- Jadd William Brooker is charged with 44 child sex offences
- Three victims were identified following examination of Brooker’s electronic devices
- The accused paedophile was earlier given home detention bail, which was overturned on appeal
Jadd William Brooker, 38, was earlier granted home detention bail by Magistrate Rodney Oates but the Director of Public Prosecutions appealed that decision to the Supreme Court.
Justice Sam Doyle today refused to release him.
He said the alleged offending was “extremely serious”, with one investigating officer describing it as the “worst and most degrading witnessed in 14 years of investigation”.
Prosecutor Lucy Boord told the court that police today increased his charges from eight to 44 child sex offences after investigators started to analyse his phone, laptop and a hard drive after seizing them on August 26.
“We are in the very early stages of the investigation in this matter and each day sees police uncover further information,” she said.
She said only 30 per cent of one messaging app and part of another had been analysed and so far police had identified three child abuse victims.
The court heard one was a 15-year-old boy from New South Wales and another was a boy from Adelaide, who has since died.
Ms Boord told the court that the third identified child was a 16-year-old boy from Italy and that there were up to nine further potential unidentified victims.
“Those discoveries of those three known children have been made whilst there has been, what I’ll call, a cursory search of two of the accused’s messaging apps, which is Skype and Telegram,” she said.
She told the court that police still had to analyse 50,000 messages across nine messaging apps, including iMessage, Kik, WhatsApp and Instagram.
Boy being tested for HIV
The court heard that Mr Brooker — who is HIV positive — was also recorded having a conversation with a “like-minded individual” about his desire to infect children with HIV.
Ms Boord said the accused allegedly engaged in filmed sexual activities with the New South Wales boy, who was now being tested for HIV.
“This is no idle bragging between people over the internet — there is evidence that this has actually occurred.”
Tim Clarke, for Mr Brooker, told the court that his client was not a flight risk because he had ties in South Australia and had the support of his grandparents and mother.
“It’s serious offending, [but] it’s not the most serious in the sense that bail has been granted for allegations as serious as murder,” he said.

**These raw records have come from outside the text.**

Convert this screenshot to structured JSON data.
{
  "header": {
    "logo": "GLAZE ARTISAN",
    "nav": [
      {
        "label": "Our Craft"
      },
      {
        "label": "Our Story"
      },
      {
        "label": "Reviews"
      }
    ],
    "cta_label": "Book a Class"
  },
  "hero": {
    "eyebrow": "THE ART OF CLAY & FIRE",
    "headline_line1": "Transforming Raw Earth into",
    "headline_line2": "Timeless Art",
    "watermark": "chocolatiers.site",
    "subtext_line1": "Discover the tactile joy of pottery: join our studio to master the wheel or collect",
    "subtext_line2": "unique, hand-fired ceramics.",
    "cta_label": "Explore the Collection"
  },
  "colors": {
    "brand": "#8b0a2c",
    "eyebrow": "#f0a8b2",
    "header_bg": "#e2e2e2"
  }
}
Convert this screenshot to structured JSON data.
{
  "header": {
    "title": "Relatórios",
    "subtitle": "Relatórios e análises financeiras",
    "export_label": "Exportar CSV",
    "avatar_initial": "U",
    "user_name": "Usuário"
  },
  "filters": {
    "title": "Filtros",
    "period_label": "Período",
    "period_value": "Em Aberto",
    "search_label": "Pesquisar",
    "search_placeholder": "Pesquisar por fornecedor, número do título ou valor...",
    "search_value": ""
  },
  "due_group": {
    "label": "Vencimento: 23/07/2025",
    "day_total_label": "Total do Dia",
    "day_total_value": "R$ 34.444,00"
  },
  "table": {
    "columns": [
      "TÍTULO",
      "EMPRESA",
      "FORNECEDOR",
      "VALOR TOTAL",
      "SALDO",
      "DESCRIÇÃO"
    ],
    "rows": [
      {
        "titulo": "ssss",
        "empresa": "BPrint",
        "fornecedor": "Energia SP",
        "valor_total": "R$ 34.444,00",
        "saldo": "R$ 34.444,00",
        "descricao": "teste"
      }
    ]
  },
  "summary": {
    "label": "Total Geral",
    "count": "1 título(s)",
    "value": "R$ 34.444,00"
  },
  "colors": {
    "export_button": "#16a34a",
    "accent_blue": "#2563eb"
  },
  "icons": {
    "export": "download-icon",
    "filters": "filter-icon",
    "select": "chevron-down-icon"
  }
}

Mr Clarke said Magistrate Oates appropriately granted bail on the presumption of innocence and presumption in favour of bail.
He told the court that Mr Brooker’s online presence could be controlled by police while on home detention bail.
Justice Doyle accepted that there was a “degree of emotion” involved in the way police and prosecutors outlined their case, but said the “bare descriptions” were enough to demonstrate the seriousness of offending.
Mr Brooker was remanded to appear again before the court in April 2021.